Assigned task >>
From the line containing "Transcribe this image's" through the last line of the records, print every line exactly and nothing more.

(Records from a dataset)
|---|
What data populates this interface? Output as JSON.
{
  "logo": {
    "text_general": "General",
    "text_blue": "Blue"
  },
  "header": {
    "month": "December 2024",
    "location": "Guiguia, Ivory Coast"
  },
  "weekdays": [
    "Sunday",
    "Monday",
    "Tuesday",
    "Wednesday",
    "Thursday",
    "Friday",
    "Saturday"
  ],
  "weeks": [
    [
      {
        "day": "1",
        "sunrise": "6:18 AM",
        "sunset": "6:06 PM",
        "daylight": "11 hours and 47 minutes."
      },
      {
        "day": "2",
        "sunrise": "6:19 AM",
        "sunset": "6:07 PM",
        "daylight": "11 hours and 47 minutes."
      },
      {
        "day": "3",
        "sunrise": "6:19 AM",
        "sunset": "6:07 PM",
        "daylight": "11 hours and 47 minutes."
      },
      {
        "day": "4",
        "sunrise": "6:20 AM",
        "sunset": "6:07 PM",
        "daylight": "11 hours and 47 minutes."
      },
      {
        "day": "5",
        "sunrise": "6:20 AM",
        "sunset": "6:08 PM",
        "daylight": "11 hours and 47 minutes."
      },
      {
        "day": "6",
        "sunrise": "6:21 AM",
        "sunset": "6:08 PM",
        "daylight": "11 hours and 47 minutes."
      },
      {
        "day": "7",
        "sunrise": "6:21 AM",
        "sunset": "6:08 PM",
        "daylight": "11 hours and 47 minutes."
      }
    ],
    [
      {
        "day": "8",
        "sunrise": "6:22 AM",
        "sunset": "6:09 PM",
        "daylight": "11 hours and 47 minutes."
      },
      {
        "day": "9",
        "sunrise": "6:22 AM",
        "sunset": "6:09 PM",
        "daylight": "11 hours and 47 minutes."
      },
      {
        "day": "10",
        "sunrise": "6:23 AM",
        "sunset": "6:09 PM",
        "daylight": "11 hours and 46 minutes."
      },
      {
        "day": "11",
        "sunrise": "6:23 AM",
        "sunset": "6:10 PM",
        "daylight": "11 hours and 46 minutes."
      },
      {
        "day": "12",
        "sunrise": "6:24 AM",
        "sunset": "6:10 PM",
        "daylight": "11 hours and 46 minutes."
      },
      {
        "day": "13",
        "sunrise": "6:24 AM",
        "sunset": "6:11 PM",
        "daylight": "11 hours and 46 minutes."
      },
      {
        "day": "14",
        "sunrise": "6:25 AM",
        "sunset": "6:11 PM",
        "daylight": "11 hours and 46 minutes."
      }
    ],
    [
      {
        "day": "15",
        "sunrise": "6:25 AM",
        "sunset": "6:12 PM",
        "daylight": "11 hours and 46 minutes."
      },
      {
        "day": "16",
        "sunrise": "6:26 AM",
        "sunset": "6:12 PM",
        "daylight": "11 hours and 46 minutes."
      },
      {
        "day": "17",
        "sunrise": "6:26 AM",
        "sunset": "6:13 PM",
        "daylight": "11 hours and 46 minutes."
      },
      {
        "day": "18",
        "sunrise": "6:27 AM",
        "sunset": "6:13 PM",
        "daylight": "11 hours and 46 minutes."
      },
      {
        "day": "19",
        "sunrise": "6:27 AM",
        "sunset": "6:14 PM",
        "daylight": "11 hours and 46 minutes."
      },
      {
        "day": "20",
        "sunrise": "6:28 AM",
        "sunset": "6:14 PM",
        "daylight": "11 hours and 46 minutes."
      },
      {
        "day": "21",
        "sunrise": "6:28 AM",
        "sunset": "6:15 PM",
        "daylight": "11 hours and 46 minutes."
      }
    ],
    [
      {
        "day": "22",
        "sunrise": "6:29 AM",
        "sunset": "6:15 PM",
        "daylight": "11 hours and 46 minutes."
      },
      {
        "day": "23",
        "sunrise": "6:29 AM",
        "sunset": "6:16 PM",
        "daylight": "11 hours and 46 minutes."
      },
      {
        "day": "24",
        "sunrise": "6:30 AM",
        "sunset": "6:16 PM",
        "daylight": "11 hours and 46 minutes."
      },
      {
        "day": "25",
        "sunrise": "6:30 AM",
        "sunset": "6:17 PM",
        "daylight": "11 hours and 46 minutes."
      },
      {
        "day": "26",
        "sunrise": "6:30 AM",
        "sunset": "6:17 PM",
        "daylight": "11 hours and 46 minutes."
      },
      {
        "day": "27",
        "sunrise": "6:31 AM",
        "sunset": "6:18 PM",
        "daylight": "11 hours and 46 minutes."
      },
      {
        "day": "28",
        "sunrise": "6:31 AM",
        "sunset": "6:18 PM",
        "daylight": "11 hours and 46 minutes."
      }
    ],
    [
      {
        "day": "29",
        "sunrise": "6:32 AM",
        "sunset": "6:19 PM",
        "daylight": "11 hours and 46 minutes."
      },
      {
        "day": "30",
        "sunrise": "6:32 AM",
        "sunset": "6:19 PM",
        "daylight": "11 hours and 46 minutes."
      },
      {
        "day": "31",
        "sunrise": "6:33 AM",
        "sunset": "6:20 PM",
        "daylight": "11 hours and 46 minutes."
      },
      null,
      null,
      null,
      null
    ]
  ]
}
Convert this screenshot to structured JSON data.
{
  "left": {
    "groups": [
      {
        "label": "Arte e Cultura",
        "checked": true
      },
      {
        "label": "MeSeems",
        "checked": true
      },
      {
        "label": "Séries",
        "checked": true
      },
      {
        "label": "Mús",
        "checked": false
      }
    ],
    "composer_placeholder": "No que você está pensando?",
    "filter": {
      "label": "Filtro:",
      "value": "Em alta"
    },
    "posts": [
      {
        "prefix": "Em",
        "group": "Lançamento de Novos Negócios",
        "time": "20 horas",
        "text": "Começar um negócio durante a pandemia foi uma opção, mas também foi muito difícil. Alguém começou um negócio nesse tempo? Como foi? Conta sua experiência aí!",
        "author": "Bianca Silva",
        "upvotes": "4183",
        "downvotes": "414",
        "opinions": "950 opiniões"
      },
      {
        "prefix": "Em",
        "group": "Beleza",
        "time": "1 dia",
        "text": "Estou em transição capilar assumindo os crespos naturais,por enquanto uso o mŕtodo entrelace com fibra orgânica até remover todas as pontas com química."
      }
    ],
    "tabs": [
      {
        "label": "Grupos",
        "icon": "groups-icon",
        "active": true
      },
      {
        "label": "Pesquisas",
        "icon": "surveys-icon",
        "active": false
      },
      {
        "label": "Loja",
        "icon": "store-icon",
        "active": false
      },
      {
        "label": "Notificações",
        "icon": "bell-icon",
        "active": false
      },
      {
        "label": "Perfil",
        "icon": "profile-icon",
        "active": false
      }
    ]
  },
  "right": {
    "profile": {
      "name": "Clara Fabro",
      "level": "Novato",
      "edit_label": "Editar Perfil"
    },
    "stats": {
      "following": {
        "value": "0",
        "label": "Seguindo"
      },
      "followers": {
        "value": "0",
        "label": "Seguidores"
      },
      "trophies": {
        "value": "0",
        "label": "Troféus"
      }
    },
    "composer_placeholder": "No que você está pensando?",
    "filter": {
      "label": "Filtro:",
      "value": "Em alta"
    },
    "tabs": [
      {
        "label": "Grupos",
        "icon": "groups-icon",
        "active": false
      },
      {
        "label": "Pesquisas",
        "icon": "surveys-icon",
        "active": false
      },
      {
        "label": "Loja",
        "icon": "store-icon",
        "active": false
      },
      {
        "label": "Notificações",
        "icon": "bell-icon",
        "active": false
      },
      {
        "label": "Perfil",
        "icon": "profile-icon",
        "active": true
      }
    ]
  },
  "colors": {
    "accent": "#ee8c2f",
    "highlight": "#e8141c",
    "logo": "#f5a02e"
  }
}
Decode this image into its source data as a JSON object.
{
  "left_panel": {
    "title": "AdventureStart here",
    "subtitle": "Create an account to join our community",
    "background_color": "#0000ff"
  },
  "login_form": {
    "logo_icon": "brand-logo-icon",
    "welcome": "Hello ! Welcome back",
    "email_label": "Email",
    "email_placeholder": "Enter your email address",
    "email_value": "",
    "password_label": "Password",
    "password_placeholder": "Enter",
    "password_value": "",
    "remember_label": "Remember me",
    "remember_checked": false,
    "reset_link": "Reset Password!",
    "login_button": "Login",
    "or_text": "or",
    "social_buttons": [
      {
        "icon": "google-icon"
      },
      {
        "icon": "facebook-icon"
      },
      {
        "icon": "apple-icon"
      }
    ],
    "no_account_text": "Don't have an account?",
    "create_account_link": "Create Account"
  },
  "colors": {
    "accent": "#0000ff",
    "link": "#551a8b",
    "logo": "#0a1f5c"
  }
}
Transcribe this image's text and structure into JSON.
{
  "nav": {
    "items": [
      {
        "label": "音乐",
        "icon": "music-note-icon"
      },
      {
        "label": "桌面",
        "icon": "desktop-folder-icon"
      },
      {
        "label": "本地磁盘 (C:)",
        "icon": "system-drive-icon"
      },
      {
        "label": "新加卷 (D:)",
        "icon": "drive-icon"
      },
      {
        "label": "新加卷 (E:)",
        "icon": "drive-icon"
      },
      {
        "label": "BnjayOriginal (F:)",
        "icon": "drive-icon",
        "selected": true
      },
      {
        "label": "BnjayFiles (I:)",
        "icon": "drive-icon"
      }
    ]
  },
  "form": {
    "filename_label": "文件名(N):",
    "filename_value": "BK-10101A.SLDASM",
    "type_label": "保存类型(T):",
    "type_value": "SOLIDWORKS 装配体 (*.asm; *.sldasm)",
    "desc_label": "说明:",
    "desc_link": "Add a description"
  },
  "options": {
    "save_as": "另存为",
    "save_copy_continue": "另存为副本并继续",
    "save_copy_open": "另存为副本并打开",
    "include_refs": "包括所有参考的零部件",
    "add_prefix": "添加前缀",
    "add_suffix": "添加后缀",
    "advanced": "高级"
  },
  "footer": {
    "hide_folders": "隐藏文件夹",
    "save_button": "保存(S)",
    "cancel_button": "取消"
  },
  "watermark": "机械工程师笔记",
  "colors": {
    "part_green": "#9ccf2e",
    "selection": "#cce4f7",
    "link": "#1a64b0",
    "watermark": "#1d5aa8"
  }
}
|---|
Task response >>
Transcribe this image's text and structure into JSON.
{
  "nav": {
    "items": [
      {
        "label": "音乐",
        "icon": "music-note-icon"
      },
      {
        "label": "桌面",
        "icon": "desktop-folder-icon"
      },
      {
        "label": "本地磁盘 (C:)",
        "icon": "system-drive-icon"
      },
      {
        "label": "新加卷 (D:)",
        "icon": "drive-icon"
      },
      {
        "label": "新加卷 (E:)",
        "icon": "drive-icon"
      },
      {
        "label": "BnjayOriginal (F:)",
        "icon": "drive-icon",
        "selected": true
      },
      {
        "label": "BnjayFiles (I:)",
        "icon": "drive-icon"
      }
    ]
  },
  "form": {
    "filename_label": "文件名(N):",
    "filename_value": "BK-10101A.SLDASM",
    "type_label": "保存类型(T):",
    "type_value": "SOLIDWORKS 装配体 (*.asm; *.sldasm)",
    "desc_label": "说明:",
    "desc_link": "Add a description"
  },
  "options": {
    "save_as": "另存为",
    "save_copy_continue": "另存为副本并继续",
    "save_copy_open": "另存为副本并打开",
    "include_refs": "包括所有参考的零部件",
    "add_prefix": "添加前缀",
    "add_suffix": "添加后缀",
    "advanced": "高级"
  },
  "footer": {
    "hide_folders": "隐藏文件夹",
    "save_button": "保存(S)",
    "cancel_button": "取消"
  },
  "watermark": "机械工程师笔记",
  "colors": {
    "part_green": "#9ccf2e",
    "selection": "#cce4f7",
    "link": "#1a64b0",
    "watermark": "#1d5aa8"
  }
}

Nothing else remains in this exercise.